[WHAT IS BEING ASKED] Go through each line of the records below and count those with the word "heading". Give only the count.

---------- DATASET EXCERPTS ----------

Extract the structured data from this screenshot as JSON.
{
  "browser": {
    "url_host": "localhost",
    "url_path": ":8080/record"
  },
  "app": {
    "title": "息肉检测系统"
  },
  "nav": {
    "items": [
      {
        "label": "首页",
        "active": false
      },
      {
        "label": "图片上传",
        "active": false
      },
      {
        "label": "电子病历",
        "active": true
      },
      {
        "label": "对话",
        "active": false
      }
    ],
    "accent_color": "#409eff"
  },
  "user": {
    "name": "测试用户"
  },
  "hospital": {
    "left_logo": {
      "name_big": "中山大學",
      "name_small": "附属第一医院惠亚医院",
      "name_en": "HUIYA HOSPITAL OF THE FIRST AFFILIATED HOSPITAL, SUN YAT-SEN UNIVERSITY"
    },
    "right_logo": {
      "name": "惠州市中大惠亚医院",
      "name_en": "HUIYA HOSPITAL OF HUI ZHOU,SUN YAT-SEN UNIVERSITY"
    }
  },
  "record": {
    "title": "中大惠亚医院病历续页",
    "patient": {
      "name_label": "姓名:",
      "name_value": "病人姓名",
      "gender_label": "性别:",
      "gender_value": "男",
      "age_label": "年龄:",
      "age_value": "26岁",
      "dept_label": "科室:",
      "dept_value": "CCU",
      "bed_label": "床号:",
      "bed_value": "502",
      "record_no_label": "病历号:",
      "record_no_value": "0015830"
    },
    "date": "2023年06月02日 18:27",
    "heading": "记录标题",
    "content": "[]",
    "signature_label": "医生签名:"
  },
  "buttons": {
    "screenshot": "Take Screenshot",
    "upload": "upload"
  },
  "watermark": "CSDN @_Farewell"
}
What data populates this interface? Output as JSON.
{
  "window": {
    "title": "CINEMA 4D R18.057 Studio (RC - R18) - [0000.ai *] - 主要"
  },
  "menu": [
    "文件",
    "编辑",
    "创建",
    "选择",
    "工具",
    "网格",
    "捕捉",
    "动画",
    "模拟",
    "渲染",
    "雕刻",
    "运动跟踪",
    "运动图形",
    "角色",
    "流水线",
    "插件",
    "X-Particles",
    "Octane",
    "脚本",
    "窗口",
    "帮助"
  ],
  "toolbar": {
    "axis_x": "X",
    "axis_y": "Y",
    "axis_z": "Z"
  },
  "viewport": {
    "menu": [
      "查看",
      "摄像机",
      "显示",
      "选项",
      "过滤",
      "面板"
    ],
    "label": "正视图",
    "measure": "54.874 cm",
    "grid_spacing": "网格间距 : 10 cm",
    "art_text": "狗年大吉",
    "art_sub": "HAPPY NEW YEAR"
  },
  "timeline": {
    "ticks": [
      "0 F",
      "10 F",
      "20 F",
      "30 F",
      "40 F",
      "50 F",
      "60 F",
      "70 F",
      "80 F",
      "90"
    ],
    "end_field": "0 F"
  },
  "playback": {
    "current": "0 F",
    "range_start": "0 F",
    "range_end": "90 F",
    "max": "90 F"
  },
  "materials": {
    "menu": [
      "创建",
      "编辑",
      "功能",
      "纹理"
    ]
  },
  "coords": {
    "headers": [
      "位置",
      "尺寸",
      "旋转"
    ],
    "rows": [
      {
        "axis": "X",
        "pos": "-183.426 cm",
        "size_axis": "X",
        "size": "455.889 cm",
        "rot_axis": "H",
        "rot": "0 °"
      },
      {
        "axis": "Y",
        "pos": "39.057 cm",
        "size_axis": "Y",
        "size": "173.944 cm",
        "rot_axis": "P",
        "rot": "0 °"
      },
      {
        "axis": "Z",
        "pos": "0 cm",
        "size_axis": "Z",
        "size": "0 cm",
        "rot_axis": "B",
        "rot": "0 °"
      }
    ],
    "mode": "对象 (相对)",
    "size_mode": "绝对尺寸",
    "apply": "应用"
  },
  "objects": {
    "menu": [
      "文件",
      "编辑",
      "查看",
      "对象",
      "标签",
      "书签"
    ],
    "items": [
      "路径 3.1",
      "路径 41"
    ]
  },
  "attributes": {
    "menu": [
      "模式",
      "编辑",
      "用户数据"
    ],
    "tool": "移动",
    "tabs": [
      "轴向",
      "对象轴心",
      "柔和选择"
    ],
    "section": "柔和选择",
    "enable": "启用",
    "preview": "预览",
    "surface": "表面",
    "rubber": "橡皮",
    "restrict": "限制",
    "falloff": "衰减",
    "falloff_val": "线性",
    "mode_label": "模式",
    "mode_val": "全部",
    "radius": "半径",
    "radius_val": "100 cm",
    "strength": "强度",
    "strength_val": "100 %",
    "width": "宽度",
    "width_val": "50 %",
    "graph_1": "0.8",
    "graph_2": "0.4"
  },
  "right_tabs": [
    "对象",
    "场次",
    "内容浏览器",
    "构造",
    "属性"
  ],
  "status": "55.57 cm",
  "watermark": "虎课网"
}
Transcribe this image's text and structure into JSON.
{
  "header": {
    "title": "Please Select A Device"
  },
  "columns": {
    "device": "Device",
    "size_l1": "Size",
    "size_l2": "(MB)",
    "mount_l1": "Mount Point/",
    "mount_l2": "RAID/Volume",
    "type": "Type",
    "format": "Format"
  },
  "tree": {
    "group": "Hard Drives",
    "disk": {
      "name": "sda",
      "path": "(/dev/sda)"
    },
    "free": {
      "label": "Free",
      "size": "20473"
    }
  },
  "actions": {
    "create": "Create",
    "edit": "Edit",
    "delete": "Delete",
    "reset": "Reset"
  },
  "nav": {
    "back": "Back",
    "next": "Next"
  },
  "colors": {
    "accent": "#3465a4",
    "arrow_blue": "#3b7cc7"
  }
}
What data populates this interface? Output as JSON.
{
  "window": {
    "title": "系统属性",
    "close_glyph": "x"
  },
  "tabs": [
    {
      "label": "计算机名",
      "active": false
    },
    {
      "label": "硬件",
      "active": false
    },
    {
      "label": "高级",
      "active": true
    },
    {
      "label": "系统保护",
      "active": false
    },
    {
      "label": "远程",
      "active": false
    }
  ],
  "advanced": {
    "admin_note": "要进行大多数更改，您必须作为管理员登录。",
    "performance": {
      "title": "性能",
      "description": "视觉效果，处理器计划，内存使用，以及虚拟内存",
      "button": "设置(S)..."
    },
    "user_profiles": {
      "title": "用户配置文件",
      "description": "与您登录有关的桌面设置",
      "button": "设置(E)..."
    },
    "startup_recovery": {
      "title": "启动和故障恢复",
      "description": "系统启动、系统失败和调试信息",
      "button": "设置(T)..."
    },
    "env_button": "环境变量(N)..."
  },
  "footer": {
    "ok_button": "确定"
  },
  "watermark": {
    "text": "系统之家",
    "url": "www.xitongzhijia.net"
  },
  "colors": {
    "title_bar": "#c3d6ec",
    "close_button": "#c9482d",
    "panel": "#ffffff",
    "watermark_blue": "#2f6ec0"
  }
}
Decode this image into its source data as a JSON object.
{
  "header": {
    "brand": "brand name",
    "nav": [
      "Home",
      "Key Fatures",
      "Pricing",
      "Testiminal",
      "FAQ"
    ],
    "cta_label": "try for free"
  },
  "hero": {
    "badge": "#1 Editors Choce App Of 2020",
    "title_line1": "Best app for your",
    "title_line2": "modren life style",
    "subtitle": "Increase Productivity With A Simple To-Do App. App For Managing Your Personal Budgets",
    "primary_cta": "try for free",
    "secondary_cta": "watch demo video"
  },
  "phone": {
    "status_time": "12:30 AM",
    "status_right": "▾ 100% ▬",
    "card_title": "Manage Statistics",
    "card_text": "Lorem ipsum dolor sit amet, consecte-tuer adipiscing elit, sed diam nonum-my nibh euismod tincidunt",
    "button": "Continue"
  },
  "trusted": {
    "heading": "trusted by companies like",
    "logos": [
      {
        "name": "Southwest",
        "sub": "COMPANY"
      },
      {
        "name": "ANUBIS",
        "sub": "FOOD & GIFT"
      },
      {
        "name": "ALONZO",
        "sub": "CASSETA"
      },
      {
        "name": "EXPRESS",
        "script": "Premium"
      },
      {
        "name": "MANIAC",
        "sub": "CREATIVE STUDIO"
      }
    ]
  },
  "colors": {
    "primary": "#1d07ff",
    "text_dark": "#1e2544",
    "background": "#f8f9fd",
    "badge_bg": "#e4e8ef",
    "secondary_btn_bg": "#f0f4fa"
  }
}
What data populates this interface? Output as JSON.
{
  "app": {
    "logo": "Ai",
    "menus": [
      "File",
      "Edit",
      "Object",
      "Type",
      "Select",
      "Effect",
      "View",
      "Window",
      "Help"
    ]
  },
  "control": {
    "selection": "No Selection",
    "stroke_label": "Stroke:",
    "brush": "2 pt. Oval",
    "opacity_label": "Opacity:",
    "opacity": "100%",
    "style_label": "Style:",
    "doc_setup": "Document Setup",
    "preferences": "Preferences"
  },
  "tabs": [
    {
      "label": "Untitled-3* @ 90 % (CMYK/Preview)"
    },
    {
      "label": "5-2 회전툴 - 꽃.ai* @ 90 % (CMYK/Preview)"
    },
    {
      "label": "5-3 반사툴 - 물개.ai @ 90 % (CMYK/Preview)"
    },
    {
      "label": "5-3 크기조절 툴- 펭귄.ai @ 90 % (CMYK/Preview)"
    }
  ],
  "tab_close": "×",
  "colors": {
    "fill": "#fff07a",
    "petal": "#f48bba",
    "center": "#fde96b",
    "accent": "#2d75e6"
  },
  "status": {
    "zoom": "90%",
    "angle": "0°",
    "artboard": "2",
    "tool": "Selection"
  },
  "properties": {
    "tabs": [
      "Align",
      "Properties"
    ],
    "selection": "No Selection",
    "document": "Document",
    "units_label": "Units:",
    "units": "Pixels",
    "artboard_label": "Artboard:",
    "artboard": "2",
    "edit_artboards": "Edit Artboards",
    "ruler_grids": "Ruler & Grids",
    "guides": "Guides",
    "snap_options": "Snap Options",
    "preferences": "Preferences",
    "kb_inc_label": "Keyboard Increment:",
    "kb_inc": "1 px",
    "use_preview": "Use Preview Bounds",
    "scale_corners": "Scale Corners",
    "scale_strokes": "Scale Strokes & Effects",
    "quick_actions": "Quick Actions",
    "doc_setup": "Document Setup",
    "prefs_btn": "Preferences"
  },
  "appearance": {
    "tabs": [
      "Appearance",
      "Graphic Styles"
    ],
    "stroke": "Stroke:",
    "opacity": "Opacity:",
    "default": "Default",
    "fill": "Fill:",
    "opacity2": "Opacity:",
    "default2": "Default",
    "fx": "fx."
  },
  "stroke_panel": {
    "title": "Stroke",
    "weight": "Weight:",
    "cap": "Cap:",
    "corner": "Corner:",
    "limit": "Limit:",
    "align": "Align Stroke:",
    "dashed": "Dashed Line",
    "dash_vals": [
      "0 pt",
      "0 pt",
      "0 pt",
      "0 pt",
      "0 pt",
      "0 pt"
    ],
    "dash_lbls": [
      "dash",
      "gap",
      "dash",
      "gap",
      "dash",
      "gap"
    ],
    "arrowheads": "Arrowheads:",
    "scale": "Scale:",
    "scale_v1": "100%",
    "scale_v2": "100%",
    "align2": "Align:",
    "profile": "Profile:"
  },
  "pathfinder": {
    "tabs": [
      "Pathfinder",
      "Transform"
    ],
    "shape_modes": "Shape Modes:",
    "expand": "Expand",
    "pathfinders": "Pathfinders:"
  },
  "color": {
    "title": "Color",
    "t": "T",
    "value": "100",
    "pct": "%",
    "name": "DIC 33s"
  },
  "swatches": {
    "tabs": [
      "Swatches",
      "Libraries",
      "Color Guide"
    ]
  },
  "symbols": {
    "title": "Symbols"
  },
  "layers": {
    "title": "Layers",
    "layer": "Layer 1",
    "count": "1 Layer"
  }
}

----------

[WORKED SOLUTION] 2